5. Eric Musselman, Arkansas
Musselman tops my list of the top college basketball coaches who are set to take over for years to come. In an SEC conference with so many great coaches, Musselman’s recruiting and leadership are top-notch. It’s only a matter of time until he leads the Razorbacks to a Final Four and with the team they have this year, it might be as early as 2023.
4. Mark Few, Gonzaga
Mark Few may not have a championship but should be considered in the same tier as the active college basketball coaches who have been fortunate enough to win the title. Gonzaga was once America’s Cinderella, but now college basketball fans wonder if the most dominant program out west over the past decade and a half will ever win the Big Dance. The clock’s ticking, but it shouldn’t diminish all of Few’s accomplishments with that program.
3. Tony Bennett, Virginia
Virginia may have missed the 2022 NCAA Tournament but it shouldn’t diminish Bennett as a coach. He continuously does more with less and has a recent championship to show for it. With Mike Krzyzewski and Roy Williams now both out of the ACC, Bennett is the cream of the crop in the conference.
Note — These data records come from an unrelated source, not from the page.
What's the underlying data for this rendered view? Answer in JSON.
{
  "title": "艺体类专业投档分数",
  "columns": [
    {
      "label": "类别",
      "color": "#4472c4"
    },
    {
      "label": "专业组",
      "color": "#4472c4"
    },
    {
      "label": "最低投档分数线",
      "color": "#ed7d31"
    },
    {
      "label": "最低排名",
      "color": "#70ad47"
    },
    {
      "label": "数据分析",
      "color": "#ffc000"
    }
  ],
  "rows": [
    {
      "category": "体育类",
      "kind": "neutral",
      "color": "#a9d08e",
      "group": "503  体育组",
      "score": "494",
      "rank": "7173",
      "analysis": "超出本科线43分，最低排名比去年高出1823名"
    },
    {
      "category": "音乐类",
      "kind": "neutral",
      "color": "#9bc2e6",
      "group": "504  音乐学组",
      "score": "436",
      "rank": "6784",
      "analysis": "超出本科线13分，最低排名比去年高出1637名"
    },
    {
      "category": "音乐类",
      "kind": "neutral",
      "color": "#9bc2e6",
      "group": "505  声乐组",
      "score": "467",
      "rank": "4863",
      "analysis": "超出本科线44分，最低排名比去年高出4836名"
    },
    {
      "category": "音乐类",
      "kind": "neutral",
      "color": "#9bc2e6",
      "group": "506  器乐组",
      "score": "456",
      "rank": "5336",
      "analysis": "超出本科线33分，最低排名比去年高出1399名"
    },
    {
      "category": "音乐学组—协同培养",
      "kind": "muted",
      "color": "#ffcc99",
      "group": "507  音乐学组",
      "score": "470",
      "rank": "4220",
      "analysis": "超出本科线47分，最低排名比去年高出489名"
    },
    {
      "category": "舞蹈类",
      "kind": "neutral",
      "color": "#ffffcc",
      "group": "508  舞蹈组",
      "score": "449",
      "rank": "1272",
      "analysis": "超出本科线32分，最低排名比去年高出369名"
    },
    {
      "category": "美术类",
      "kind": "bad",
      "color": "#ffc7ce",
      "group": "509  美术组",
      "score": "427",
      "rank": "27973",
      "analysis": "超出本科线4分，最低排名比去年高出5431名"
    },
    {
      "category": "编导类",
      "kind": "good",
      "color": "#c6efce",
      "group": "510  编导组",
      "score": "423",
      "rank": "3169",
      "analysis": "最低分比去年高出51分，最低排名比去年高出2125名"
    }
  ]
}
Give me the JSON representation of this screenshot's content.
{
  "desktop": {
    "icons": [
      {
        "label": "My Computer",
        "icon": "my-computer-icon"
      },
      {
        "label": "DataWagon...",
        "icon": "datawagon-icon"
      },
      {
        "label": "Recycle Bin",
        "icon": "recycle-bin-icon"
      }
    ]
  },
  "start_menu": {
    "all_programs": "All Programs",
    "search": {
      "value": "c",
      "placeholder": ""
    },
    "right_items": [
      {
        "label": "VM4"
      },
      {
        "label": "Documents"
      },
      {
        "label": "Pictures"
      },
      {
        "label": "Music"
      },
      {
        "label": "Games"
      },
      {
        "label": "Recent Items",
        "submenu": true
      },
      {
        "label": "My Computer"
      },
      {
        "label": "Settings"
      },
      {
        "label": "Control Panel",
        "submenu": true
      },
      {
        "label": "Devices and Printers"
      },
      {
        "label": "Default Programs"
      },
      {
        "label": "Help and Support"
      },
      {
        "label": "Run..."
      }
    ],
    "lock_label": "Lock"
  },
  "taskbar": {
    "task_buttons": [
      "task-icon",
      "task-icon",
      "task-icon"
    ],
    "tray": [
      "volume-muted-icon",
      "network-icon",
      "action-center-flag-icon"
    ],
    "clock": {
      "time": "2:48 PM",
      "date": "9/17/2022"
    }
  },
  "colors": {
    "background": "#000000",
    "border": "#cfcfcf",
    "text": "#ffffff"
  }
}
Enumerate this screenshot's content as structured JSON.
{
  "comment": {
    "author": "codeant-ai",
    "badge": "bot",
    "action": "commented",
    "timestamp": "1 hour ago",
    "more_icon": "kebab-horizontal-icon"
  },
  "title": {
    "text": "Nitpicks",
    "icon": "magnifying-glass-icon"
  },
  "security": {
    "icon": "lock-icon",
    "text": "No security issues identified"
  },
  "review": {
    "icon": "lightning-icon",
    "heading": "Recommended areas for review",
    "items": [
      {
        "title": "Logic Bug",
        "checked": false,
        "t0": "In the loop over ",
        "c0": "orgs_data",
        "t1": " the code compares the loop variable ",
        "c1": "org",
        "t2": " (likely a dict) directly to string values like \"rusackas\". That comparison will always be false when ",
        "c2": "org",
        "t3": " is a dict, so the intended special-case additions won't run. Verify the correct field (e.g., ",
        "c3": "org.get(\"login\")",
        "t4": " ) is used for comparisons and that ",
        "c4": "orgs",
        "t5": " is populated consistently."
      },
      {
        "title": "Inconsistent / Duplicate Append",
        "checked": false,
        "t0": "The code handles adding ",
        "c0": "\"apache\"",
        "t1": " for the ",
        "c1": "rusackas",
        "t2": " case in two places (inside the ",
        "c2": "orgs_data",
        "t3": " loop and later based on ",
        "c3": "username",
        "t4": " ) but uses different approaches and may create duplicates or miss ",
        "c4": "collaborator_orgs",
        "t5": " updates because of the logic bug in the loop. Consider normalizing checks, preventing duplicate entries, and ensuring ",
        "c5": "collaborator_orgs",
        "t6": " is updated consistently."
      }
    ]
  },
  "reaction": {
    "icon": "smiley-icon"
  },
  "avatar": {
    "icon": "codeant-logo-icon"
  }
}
2. Scott Drew, Baylor
Scott Drew has built Baylor into a yearly contender, winning the national championship in 2021. I thought the Bears would take a step back. They proved me wrong and for that, I have to give Drew his laurels. The Big 12 is in good hands.
1. Bill Self, Kansas
The only active college basketball coach with multiple (official) national championships, Bill Self is officially in a category all by himself. Sure, there are coaches on here who also know how to win in March, but cutting the nets down twice is a tall task. Self is looking for more hardware to keep climbing among the all-time greats.